Looking for an easy, low-stress, low-commitment, low-effort way to improve your negotiation skills that you can do while eating popcorn?
Come over to my house and watch me yell at the screen the next time Shark Tank is on.
In addition to being a fun way to discover new products and learn the basics of business valuation, Shark Tank is a great show to watch if you want to learn how not to negotiate.
That’s right, how not to negotiate.
There are some exceptions, but most presenters (and on occasion even some of the Sharks) don’t have their ducks in a row when it comes time to strike a deal.
And where they really tank is in making counter offers.
Many of the mistakes they make are absolutely, 100% normal if you don’t negotiate very often. Which means many of the mistakes they make are mistakes you are potentially making in your negotiations with clients and collaborators.
Lucky for you, you read this blog and I’m going to teach you how to make a counter offer like a boss.
Don’t ask the other person if it’s OK if you negotiate with them.
Often when a Shark makes an offer to a presenter, the presenter responds by saying, “Can I make a counter offer?” or “Is it OK if I respond to that?”

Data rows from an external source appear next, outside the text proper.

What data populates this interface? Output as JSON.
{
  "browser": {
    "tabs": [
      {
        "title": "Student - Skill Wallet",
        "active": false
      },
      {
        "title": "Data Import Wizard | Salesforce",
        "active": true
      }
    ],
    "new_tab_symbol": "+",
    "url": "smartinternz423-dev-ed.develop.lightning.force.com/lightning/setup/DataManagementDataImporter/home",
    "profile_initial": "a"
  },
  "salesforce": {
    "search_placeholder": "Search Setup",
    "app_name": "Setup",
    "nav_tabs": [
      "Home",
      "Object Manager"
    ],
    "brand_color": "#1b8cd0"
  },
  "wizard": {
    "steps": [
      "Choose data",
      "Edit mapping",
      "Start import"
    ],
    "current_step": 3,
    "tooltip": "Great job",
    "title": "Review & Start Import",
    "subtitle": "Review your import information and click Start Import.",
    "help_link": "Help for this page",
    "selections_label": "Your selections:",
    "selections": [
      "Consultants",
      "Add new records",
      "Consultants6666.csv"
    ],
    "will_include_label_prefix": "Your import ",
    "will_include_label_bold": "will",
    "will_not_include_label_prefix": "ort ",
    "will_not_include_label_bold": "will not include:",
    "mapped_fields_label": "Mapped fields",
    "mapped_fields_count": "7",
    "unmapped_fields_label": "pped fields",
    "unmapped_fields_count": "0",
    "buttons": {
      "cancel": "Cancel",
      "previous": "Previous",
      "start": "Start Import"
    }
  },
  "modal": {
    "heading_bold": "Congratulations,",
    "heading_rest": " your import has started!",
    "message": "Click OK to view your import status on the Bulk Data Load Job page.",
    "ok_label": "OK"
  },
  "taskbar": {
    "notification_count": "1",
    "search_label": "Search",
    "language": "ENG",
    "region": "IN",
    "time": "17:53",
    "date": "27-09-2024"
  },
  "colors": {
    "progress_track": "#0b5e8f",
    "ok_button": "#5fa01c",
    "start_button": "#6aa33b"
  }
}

When this happens I want you to imagine me crying.
I’m crying because the presenter has just said, in no uncertain terms, “You, Mr or Ms Shark, have all the power in this relationship and I have none. If you push me, I will agree to just about anything to get a deal.”
It is always OK for you to negotiate. You don’t need anyone’s permission. Ever.
I get what’s happening here. The presenter doesn’t want to come off as rude or aggressive, and so they are trying to be polite. Unfortunately, the way they’ve tried to be polite is undermining their ability to negotiate a good deal.
So how do you politely make a counter offer without conceding your first-born child?
Instead of saying “can I” or “is it OK” before presenting your counter offer, say “thank you.”
“Mark, I appreciate the offer. I disagree with how you’ve valued the company; we have significant growth potential. I’m willing to negotiate but I can’t accept less than $50,000 for 7% of the company.”
That formula if you missed it:
[Thank you/Appreciation] + [Brief explanation of why you deserve more than was offered] + [Counter Offer]
You can use that basic formula to respond to clients, collaborators and anyone else you might be negotiating with. The formula honors the relationship, highlights why your services or products are great, and then makes a counter offer that takes that greatness into account.
Here’s how it might look if you’re a web designer talking with a client who wants more than he can afford:
“Jack, I’m excited about working with you. Unfortunately, the amount of work required to build the site you’ve described would bust your budget. Let me show you what we can do within your budget and what we’d be able to do with a bit more money.”
Following this basic structure for making a counter offer can help you effectively (and confidently!) negotiate with just about anyone.
Added bonus: you won’t make me cry.
What do you do when you make counter offers in negotiations? What’s been successful for you?
Categories: Negotiation Strategy